It seems the US Marine Corps has a plethora of problems in maintaining its V-22 Osprey aircraft.
If you’re a pilot or mechanic working on the Marine Corps’ prized V-22 Osprey, you probably spend a lot of time reinventing the wheel. That’s because the 129 MV-22Bs in service come in more than 70 different configurations, identical to the untrained eye but all subtly different — for example, in the cockpit layout, the electrical wiring, even the arrangement of bolts — which means they require subtly different flight checklists, maintenance procedures, and spare parts. If it’s not a logistical nightmare, it’s at least an acute headache — and more expensive than it needs to be.
That’s why the Marines and Naval Air Systems Command (NAVAIR), which buys aircraft for the Corps, is charging ahead with a program to reduce those 70-plus versions to 25 by 2027 and — the ultimate goal — approximately five by 2030. Common Configuration – Readiness and Modernization (CC-RAM) will also upgrade the 129 existing Block B Ospreys to the Block C configuration now coming off the assembly line. (The Marines are also buying 151 brand-new Cs). The upgrade improves everything from weather radar to flare dispensers, from night-vision displays to how much data is available to the passengers so Marine infantry can update their mission plans en-route to the target.
There's more at the link.
The Marines aren't alone in facing this problem. For example, there are over 100 F-35 Lightning II aircraft that aren't up-to-date with all modifications and improvements - and they may never be updated, because it would cost too much. I find that absolutely unconscionable, a ridiculous and inexcusable waste of taxpayers' money. If I could, I'd fire everyone involved . . . but we all know that's not going to happen, no matter how inefficient and wasteful the F-35 program may be.
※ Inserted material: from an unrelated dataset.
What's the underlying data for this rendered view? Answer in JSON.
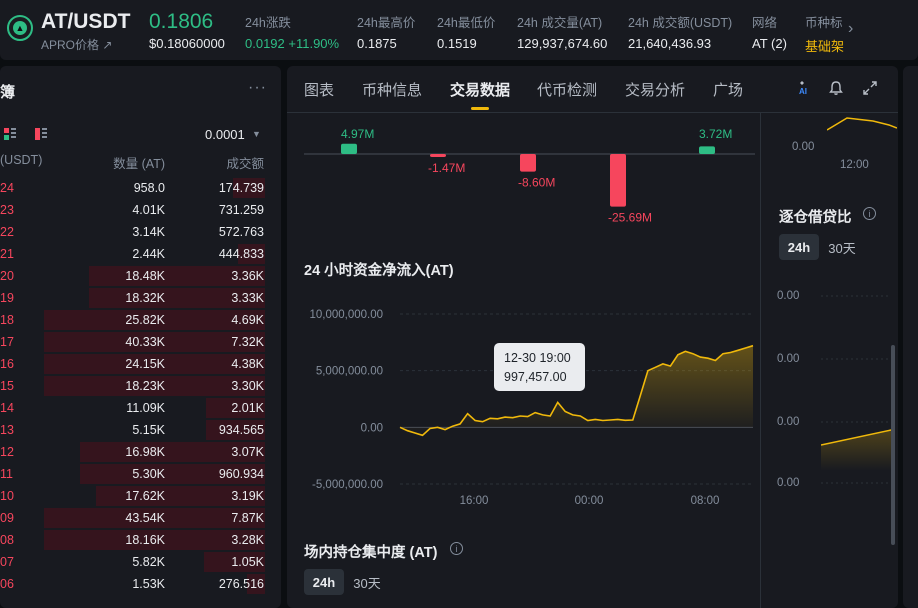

During World War II, the B-29 Superfortress program was rushed into service, despite ongoing technical and design issues, because wartime pressures made it necessary. Even a greater casualty rate among aircraft and their crews was acceptable under the circumstances. However, we're not at war now, and I see no reason for the Marines - or any other branch of the US armed forces - to buy equipment varying so widely in technical specifications and capabilities from one example to another. Why was this allowed to develop in the first place - and why haven't those responsible been fired?